The Home Depot is aiming for 85% of outdoor power equipment sales to be generated by items that run on rechargeable battery technology instead of gas by the end of 2028. The project is specifically focused on push lawn mowers and handheld outdoor equipment like leaf blowers and trimmers, and the transition is expected to reduce more than 2 million metric tons of greenhouse gases annually from exhaust pipes of residential lawn equipment.
The retailer will work to offer cordless outdoor power tools from brands such as Ryobi, Milwaukee, Makita and DeWalt in order to reach this goal. Home Depot noted that these brands are committed to building rechargeable tools that match the power of gas-powered equipment with adequate run times while requiring less maintenance and producing less noise.
Industry data shows that using a gas-powered lawn mower for an hour creates as much air pollution as driving 300 miles in an average car, while running a gas-powered leaf blower for an hour creates the same number of emissions as a 1,100-mile drive — the distance from Los Angeles to Denver. Home Depot noted that its greatest environmental impact comes from these products, making the switch to battery-powered tools its biggest opportunity to help the company and its customers reduce their carbon impact.

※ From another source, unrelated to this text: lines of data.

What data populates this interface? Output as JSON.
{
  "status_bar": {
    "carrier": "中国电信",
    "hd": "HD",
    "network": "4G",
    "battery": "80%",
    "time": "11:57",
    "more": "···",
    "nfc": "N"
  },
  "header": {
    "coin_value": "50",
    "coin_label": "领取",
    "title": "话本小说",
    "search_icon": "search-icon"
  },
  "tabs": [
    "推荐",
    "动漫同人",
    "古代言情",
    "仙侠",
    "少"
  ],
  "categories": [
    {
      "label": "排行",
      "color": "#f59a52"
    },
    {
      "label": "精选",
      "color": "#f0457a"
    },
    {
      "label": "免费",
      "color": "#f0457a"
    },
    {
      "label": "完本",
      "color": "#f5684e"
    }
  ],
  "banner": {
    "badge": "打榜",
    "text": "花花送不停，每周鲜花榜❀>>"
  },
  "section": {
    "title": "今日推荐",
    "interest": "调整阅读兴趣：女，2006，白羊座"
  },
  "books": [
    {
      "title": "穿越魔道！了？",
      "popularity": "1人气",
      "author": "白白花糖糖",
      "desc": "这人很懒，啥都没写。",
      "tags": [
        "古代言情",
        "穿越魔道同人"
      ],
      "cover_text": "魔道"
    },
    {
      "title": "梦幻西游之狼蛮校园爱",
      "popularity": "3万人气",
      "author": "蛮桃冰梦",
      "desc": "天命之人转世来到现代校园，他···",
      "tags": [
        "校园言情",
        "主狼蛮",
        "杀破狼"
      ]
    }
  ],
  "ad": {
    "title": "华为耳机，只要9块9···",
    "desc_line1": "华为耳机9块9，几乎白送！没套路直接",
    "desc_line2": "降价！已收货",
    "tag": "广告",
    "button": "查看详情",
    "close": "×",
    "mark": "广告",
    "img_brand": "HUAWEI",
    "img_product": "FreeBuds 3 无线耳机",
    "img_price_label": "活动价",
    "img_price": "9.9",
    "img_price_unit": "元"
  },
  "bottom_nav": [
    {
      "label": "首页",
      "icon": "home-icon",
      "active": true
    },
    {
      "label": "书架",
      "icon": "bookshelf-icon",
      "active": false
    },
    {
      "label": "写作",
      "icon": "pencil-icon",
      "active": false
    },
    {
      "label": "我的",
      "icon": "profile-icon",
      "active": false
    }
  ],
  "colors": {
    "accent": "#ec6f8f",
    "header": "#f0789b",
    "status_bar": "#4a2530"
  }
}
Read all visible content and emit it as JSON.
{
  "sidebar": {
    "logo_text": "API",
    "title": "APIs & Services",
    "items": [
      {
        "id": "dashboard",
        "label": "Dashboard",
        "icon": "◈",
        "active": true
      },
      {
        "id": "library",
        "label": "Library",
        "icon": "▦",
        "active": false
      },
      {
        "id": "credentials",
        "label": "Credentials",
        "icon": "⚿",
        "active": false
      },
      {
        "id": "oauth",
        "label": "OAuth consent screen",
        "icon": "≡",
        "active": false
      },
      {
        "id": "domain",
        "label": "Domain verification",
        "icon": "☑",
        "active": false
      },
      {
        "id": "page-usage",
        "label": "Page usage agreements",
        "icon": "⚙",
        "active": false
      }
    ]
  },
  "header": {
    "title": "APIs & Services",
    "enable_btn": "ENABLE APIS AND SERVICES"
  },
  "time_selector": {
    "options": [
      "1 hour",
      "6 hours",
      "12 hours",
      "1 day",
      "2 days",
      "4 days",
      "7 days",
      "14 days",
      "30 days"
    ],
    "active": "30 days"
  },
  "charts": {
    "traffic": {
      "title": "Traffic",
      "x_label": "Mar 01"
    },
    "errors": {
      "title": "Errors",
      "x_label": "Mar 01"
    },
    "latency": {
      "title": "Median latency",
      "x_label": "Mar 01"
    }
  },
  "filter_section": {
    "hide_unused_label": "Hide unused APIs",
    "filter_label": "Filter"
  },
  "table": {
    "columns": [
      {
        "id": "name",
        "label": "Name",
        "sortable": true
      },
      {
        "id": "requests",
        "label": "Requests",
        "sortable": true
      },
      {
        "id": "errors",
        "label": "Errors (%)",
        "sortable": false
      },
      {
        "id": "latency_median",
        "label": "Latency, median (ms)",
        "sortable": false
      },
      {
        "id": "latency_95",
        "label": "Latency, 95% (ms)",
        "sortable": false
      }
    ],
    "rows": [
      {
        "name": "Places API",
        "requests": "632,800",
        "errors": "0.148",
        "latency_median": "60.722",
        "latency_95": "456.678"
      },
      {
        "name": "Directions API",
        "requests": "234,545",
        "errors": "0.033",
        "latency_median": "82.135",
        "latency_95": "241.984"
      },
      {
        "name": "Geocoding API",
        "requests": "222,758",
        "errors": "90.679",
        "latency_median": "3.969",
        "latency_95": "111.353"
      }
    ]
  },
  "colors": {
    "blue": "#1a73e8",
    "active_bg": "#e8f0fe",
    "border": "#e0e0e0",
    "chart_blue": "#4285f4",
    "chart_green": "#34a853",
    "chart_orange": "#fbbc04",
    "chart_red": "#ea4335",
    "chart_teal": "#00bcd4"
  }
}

“By innovating residential lawn equipment away from gas-powered combustible engines, we can help make our neighborhoods cleaner and quieter,” said Ron Jarvis, Chief Sustainability Officer for The Home Depot in a statement. “By working with our suppliers to bring innovative and sustainable products to every aisle of our store, we can help our customers create more sustainable homes and workplaces.”
Experts have noted that achieving sustainability is a long-term strategy, not just a single action. Home Depot is tackling the challenge on multiple fronts, and the retailer puts an emphasis on listening, researching and responding to new issues from workers across the company as well as outside parties.